What's the first image that comes to your mind when you hear the word, "purgatory"? Artists over the centuries have depicted purgatory as a place where souls endure fiery torment while awaiting heaven, so you're in good company if purgatory conjures up images of fire and suffering.
"Purgatory," the new film by Michal Kondrat (Faustina: Love and Mercy), seeks to dispel fearful notions of purgatory, while at the same time issuing a call to repentance and prayer. The docudrama, which features the writings of mystics like Saint Faustina Kowalska, Saint Padre Pio and little-known (at least in the English-speaking world) Polish mystic, Fulla Horak, paints a beautiful picture of the "state" more than a "place" that we Catholics believe is given to us through God's mercy to purify and cleanse us of any leftover reparation we owe for our sins after death. The film was originally done in Polish but now is available in English and will be shown as a Fathom event on Thursday, October 28th.
Through interviews with theologians, priests, and sisters from all over Europe, including Father Marciano Morra, O.F.M. Cap., who was a friend of Padre Pio, the film beautifully expounds on purgatory and how much we need to pray for the holy souls there.
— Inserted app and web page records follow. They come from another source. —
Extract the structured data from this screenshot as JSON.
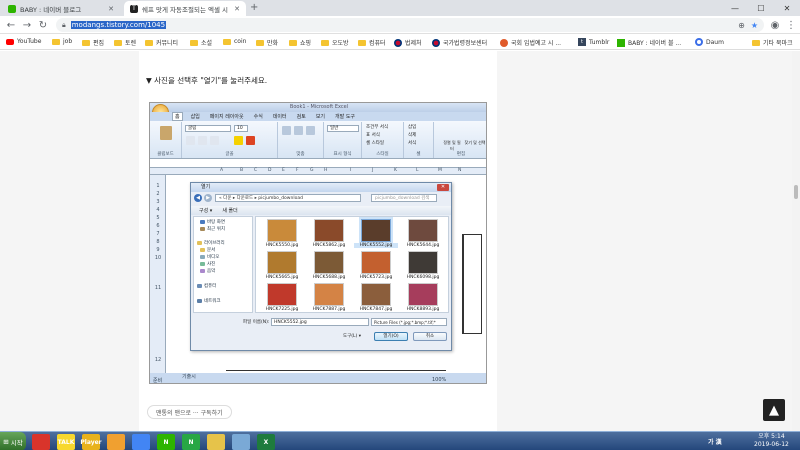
{
  "browser": {
    "tabs": [
      {
        "title": "BABY : 네이버 블로그",
        "active": false
      },
      {
        "title": "쉐프 맛게 자동조절되는 엑셀 시",
        "active": true
      }
    ],
    "url": "modangs.tistory.com/1045",
    "bookmarks": [
      {
        "label": "YouTube",
        "icon": "youtube-icon"
      },
      {
        "label": "job",
        "icon": "folder-icon"
      },
      {
        "label": "편집",
        "icon": "folder-icon"
      },
      {
        "label": "토렌",
        "icon": "folder-icon"
      },
      {
        "label": "커뮤니티",
        "icon": "folder-icon"
      },
      {
        "label": "소설",
        "icon": "folder-icon"
      },
      {
        "label": "coin",
        "icon": "folder-icon"
      },
      {
        "label": "만화",
        "icon": "folder-icon"
      },
      {
        "label": "쇼핑",
        "icon": "folder-icon"
      },
      {
        "label": "오도방",
        "icon": "folder-icon"
      },
      {
        "label": "컴퓨터",
        "icon": "folder-icon"
      },
      {
        "label": "법제처",
        "icon": "flag-icon"
      },
      {
        "label": "국가법령정보센터",
        "icon": "flag-icon"
      },
      {
        "label": "국회 입법예고 시 ...",
        "icon": "globe-icon"
      },
      {
        "label": "Tumblr",
        "icon": "tumblr-icon"
      },
      {
        "label": "BABY : 네이버 블 ...",
        "icon": "naver-icon"
      },
      {
        "label": "Daum",
        "icon": "daum-icon"
      },
      {
        "label": "기타 북마크",
        "icon": "folder-icon"
      }
    ]
  },
  "page": {
    "instruction": "▼ 사진을 선택후 \"열기\"를 눌러주세요.",
    "subscribe": "맨통의 맨으로 ··· 구독하기"
  },
  "excel": {
    "title": "Book1 - Microsoft Excel",
    "menu_tabs": [
      "홈",
      "삽입",
      "페이지 레이아웃",
      "수식",
      "데이터",
      "검토",
      "보기",
      "개발 도구"
    ],
    "ribbon_groups": [
      "클립보드",
      "글꼴",
      "맞춤",
      "표시 형식",
      "스타일",
      "셀",
      "편집"
    ],
    "font_name": "굴림",
    "font_size": "10",
    "number_format": "일반",
    "cell_styles": [
      "조건부 서식",
      "표 서식",
      "셀 스타일"
    ],
    "cells": [
      "삽입",
      "삭제",
      "서식"
    ],
    "edit_buttons": [
      "정렬 및 필터",
      "찾기 및 선택"
    ],
    "columns": [
      "A",
      "B",
      "C",
      "D",
      "E",
      "F",
      "G",
      "H",
      "I",
      "J",
      "K",
      "L",
      "M",
      "N"
    ],
    "rows": [
      "1",
      "2",
      "3",
      "4",
      "5",
      "6",
      "7",
      "8",
      "9",
      "10",
      "11",
      "12"
    ],
    "sheet_tab": "기출시",
    "status": "준비",
    "zoom": "100%"
  },
  "dialog": {
    "title": "열기",
    "path": "« 다운 ▸ 다운로드 ▸ picjumbo_download",
    "search_placeholder": "picjumbo_download 검색",
    "organize": "구성 ▾",
    "new_folder": "새 폴더",
    "nav_items": [
      "바탕 화면",
      "최근 위치",
      "라이브러리",
      "문서",
      "비디오",
      "사진",
      "음악",
      "컴퓨터",
      "네트워크"
    ],
    "files": [
      {
        "name": "HNCK5550.jpg",
        "color": "#c98a3a",
        "selected": false
      },
      {
        "name": "HNCK5862.jpg",
        "color": "#8a4a2a",
        "selected": false
      },
      {
        "name": "HNCK5552.jpg",
        "color": "#5a3d2b",
        "selected": true
      },
      {
        "name": "HNCK5644.jpg",
        "color": "#6e4a3e",
        "selected": false
      },
      {
        "name": "HNCK5665.jpg",
        "color": "#b07a2e",
        "selected": false
      },
      {
        "name": "HNCK5688.jpg",
        "color": "#7c5a36",
        "selected": false
      },
      {
        "name": "HNCK5723.jpg",
        "color": "#c3602f",
        "selected": false
      },
      {
        "name": "HNCK6098.jpg",
        "color": "#3f3a36",
        "selected": false
      },
      {
        "name": "HNCK7225.jpg",
        "color": "#c0392b",
        "selected": false
      },
      {
        "name": "HNCK7887.jpg",
        "color": "#d48345",
        "selected": false
      },
      {
        "name": "HNCK7847.jpg",
        "color": "#8b5e3c",
        "selected": false
      },
      {
        "name": "HNCK8893.jpg",
        "color": "#a63d5c",
        "selected": false
      }
    ],
    "filename_label": "파일 이름(N):",
    "filename_value": "HNCK5552.jpg",
    "filetype": "Picture Files (*.jpg;*.bmp;*.tif;*",
    "tools": "도구(L) ▾",
    "open": "열기(O)",
    "cancel": "취소"
  },
  "taskbar": {
    "start": "시작",
    "apps": [
      {
        "label": "",
        "icon": "power-icon",
        "color": "#d9342b"
      },
      {
        "label": "TALK",
        "icon": "kakaotalk-icon",
        "color": "#f7d82e"
      },
      {
        "label": "Player",
        "icon": "player-icon",
        "color": "#e8b21c"
      },
      {
        "label": "",
        "icon": "gear-orange-icon",
        "color": "#f0a030"
      },
      {
        "label": "",
        "icon": "chrome-icon",
        "color": "#4285f4"
      },
      {
        "label": "N",
        "icon": "naver-icon",
        "color": "#2db400"
      },
      {
        "label": "N",
        "icon": "naver-icon",
        "color": "#28a745"
      },
      {
        "label": "",
        "icon": "folder-icon",
        "color": "#e6c34a"
      },
      {
        "label": "",
        "icon": "photos-icon",
        "color": "#7aa9d6"
      },
      {
        "label": "X",
        "icon": "excel-icon",
        "color": "#1e7b3d"
      }
    ],
    "ime": "가 漢",
    "time": "오후 5:14",
    "date": "2019-06-12"
  }
}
It also does not shy away from difficult questions in relation to purgatory such as those who commit suicide, or what happens to people considered evil like Adolf Hitler. In essence, the movie covers what Catholic tradition considers the "four last things." Death, judgment, heaven, and hell. It also encourages us to look at our own lives, acknowledge our sins, make use of the Sacrament of Reconciliation, and do our best to make reparation for our sins while still on earth.
Fr. Marciano Morra OFM Cap, being interviewed in "Purgatory." © 2020 Kondrat. All Rights Reserved.
In telling about how holy souls in purgatory "visited" Padre Pio to ask him for prayers, the film is clear about the difference between a holy soul reaching out and evil presences.
During the course of the film, much emphasis is placed on the power of the Mass, the celebration of the Eucharist, to free souls from purgatory to the blessedness of heaven. One priest who was interviewed, who has been called to exorcise homes where an other-worldly presence was felt, said that if exorcism didn't work, he would say Mass for the soul who died in that home.
Here are a few quotes that I found particularly inspiring:
"We can do something for the dead: pray."
"Purgatory is a school of love. Those who imperfectly loved God and another person but still want to be with God for all eternity, enter purgatory."
"The greatest force for souls – the cleansing fire – is longing for God."
"Purgatory is a sign of mercy, a waiting room, a vestibule, a place we pass through to reach something sacred."
Malgorzata Kozuchowska as Fulla Horak in "Purgatory." © 2020 Kondrat Media. All Rights Reserved.
As a film reviewer, there are many times when I don't have a personal stake in the films I see. Sure, some films tell inspirational stories that move or enlighten me but not many leave me with a strong desire to get on my knees and pray. This one did. I immediately went to the website PrayforSouls.org to see how I could do more for the holy souls who are just waiting to be face-to-face with God and need our prayers to help them along. And a soon as I'm done writing and posting this review, I'm off to the chapel in our convent to make an Hour of Adoration for the holy souls. I hope you'll join me after experiencing this profound film.